If you're a blogger or other math educator/communicator and you've never been to one of these conferences I highly recommend the experience (in fact, I'd defy you to find any individual who's attended that didn't feel richly rewarded by the content, variety, and camaraderie of the meeting -- even if your interests are very narrowly 'mathematical' and not so much 'scientific' you will find very worthwhile, instructive sessions to choose from).

Session suggestions for this coming January (19th-21st) are listed at:

Anyway, Bora is actively soliciting for more math-oriented content; if you have ideas/suggestions that fit into any of the above subject areas (especially if you would like to be a presenter/contributor yourself) contact him SOON at:

DO note that the conference is actually billed as an "Unconference" and sessions are not intended to be the typical 45-min. Powerpoint lecture format, but rather short presentations that generate active and knowledgeable audience participation/engagement. Everyone (including presenters) goes away learning from others.

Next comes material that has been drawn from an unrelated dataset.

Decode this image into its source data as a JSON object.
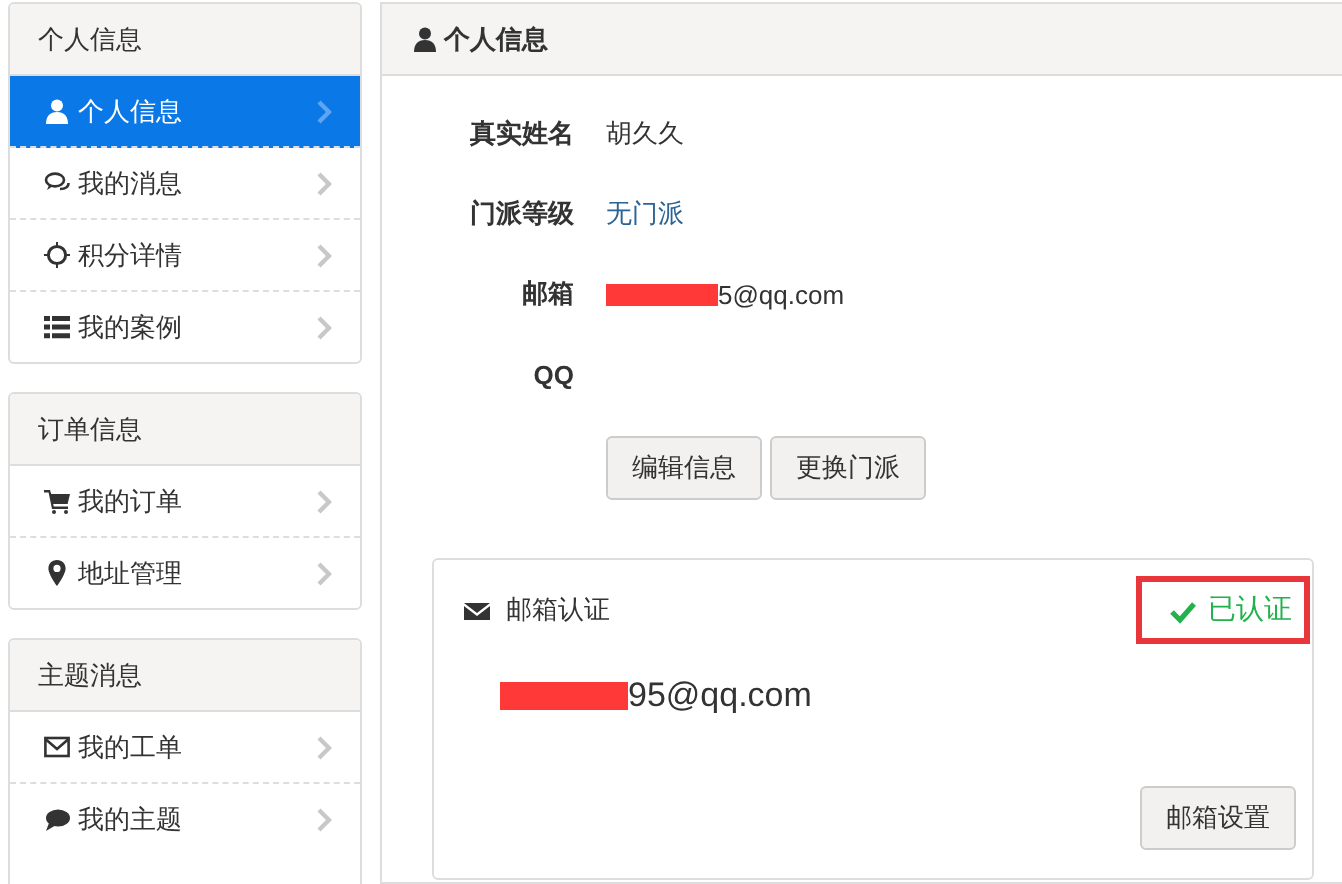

If you're on Twitter you can follow the progress of Science Online 2012 at the hashtag #scio12. Even though the conference isn't until January, online planning and conversation about it will be ramping up considerably starting about now. And registration for the conference will likely close (fill up) very shortly after it opens!

Saturday, October 8, 2011

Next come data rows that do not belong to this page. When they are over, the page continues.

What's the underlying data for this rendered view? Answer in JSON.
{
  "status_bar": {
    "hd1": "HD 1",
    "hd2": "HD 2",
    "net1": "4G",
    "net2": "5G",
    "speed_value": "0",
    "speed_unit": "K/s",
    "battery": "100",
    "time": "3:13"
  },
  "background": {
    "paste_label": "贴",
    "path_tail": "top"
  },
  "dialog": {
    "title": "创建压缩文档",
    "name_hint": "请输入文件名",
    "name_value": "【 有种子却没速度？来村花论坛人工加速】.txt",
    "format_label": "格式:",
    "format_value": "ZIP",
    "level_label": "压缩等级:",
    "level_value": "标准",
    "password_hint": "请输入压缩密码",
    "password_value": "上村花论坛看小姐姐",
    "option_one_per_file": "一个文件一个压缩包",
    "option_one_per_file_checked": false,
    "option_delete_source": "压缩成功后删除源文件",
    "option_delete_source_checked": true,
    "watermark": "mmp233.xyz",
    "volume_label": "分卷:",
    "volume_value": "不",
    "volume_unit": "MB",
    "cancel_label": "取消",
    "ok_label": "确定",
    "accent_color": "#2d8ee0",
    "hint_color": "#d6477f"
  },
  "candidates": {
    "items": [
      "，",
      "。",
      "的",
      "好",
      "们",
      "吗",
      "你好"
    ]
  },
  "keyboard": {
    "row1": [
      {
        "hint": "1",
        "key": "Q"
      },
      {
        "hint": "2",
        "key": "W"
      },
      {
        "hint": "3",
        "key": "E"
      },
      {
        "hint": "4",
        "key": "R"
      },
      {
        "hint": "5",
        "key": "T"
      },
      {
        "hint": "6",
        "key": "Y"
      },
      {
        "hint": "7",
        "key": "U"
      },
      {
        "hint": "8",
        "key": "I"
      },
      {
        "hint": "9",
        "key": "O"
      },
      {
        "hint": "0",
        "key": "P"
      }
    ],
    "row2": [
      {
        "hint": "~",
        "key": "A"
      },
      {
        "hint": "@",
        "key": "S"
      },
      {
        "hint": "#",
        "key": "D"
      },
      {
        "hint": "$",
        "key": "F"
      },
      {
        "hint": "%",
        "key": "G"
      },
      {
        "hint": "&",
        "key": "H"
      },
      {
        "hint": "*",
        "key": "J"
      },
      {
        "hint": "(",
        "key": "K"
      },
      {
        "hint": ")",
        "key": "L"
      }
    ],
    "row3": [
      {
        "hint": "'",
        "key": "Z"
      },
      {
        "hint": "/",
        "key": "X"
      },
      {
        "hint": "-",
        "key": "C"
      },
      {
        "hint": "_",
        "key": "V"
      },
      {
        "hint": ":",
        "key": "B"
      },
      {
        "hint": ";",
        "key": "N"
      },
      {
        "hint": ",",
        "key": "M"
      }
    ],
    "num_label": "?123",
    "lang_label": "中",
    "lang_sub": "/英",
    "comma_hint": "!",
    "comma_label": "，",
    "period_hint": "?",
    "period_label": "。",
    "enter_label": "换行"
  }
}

Thursday, October 6, 2011


Dreamer, Doer, Visionary, Sage, Wizard, Virtuoso.....

               (1955 - 2011)

THANKS for all the MAGIC!!!

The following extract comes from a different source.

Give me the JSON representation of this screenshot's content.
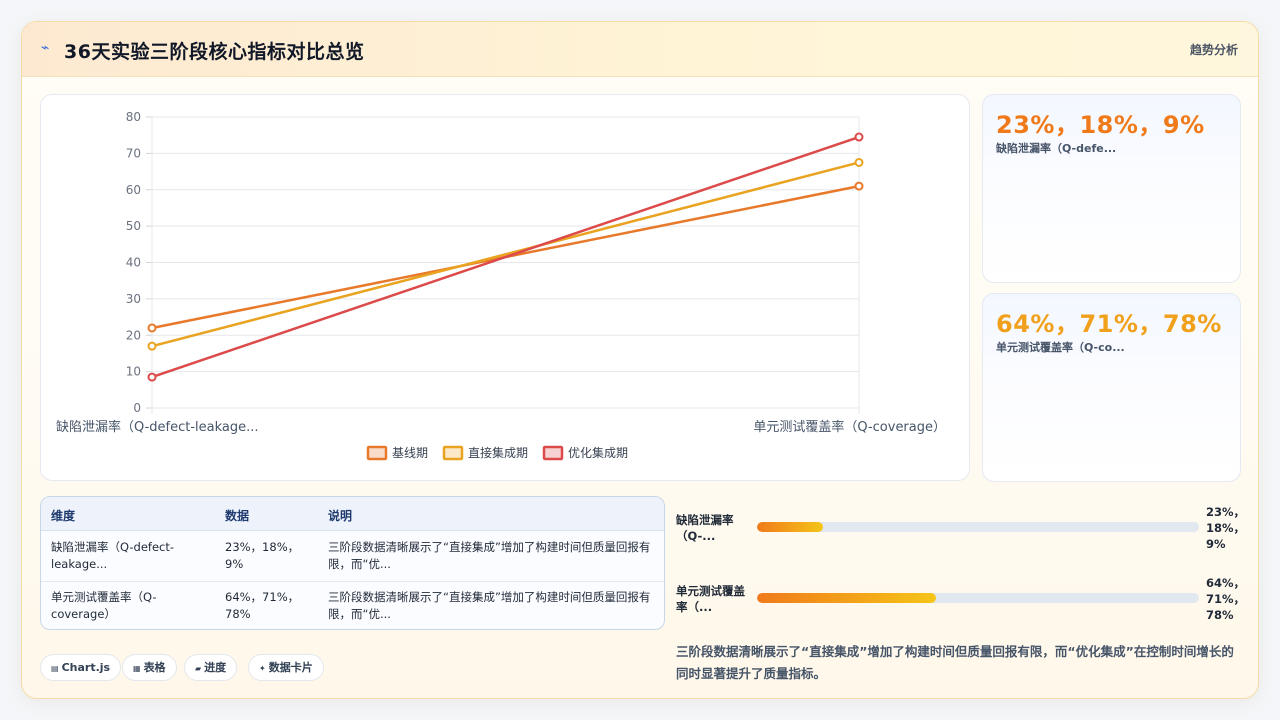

[“Any sufficiently developed technology is indistinguishable from magic.” -- Arthur C. Clarke]

(Jobs' 2005 commencement address at Stanford HERE)

(David Pogue's tribute HERE)

Wednesday, October 5, 2011

"Paraconsistent Mathematics"

As a bit of followup to yesterday's post I just discovered this couple-month-old article from on "paraconsistent mathematics," which addresses the sort of 'truth' issues of statements raised yesterday, and allows for certain 'logical' contradictions:

Tuesday, October 4, 2011

Just Some Classic Hofstadter...

From chapter 17 of "The Mind's I"(1981) by Douglas Hofstadter and Daniel Dennett:

"One variant is: 'Thiss sentence contains threee errors.' On reading it, one's first reaction is, 'No, no - it contains two errors. Whoever wrote the sentence can't count.' At this point, some readers simply walk away scratching their heads and wondering why anyone would write such a pointless, false remark. Other readers make a connection between the sentence's apparent falsity and its message. They think to themselves, 'Oh, it made a third error after all - namely, in counting its own errors.' A second or two later, these readers do a double-take, when they realize that if you look at it that way, it seems to have correctly counted its errors, and is thus not false, hence contains only two errors, and... 'But...wait a minute. Hey! Hmm...' The mind flips back and forth a few times and savors the bizarre sensation of a sentence undermining itself by means of an interlevel contradiction, possibly on the purpose or interest of the idea, possibly on the cause or resolution of the paradox, possibly simply to another topic entirely."
And in some further self-referential fun Tanya Khovanova recently offered these two sets of sentences that come from David Bernstein (where a sentence and its 'negation' are either both true or both false):

This sentence contains five words.
It is not true that this sentence contains five words.

This sentence contains ten words.
It is not true that this sentence contains ten words.

Monday, October 3, 2011

Questioning Peano

For those inclined toward epistemology and formal logic, another wonderful post from RJ Lipton below, this time on the possible inconsistency of Peano Arithmetic:

This stuff makes my head hurt... but I always enjoy watching others pursue it!